> EXCERPTED DATA
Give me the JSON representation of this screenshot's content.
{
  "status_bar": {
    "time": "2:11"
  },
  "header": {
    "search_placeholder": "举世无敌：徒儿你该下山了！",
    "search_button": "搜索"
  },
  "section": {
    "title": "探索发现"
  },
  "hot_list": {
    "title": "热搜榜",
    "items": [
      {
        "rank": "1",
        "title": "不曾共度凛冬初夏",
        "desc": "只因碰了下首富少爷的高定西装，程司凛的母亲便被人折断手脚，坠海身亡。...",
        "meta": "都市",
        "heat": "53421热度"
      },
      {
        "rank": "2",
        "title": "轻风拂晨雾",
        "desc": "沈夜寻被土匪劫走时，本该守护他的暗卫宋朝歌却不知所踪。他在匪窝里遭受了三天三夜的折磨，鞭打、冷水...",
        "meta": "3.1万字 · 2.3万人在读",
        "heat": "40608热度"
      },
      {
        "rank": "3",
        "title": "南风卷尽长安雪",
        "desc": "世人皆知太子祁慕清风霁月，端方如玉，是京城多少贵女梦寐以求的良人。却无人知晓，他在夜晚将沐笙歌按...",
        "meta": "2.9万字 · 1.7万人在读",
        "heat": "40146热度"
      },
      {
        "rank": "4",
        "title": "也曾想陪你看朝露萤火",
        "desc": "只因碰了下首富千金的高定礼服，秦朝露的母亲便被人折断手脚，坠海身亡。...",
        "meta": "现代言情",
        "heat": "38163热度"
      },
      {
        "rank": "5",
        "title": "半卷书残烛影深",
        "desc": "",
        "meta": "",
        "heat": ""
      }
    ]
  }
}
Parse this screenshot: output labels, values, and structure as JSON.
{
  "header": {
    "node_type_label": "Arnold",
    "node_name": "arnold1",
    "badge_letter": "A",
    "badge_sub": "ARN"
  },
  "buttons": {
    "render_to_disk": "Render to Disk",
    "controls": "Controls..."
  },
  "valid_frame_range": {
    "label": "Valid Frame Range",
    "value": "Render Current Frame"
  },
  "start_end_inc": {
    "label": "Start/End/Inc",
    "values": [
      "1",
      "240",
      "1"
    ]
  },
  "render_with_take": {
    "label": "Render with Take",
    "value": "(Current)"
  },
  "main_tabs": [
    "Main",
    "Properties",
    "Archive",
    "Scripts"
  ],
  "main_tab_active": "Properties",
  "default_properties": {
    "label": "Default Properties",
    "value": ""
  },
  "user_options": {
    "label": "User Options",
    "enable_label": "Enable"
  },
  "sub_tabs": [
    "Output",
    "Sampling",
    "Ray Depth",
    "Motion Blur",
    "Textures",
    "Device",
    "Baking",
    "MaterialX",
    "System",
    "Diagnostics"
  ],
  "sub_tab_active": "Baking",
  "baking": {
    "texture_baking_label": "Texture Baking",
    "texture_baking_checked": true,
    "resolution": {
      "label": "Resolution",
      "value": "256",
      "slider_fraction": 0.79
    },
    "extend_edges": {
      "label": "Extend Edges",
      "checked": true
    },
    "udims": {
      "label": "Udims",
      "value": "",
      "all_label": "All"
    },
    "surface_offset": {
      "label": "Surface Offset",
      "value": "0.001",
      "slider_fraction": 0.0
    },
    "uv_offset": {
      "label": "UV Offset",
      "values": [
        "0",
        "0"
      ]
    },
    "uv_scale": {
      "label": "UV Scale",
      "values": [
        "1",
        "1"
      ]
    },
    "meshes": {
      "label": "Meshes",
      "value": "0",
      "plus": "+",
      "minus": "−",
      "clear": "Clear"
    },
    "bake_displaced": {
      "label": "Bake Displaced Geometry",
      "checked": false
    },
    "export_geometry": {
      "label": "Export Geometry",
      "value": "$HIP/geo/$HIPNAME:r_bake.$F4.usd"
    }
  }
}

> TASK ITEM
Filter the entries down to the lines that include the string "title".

> SOLUTION TO THIS EXERCISE
    "title": "探索发现"
    "title": "热搜榜",
        "title": "不曾共度凛冬初夏",
        "title": "轻风拂晨雾",
        "title": "南风卷尽长安雪",
        "title": "也曾想陪你看朝露萤火",
        "title": "半卷书残烛影深",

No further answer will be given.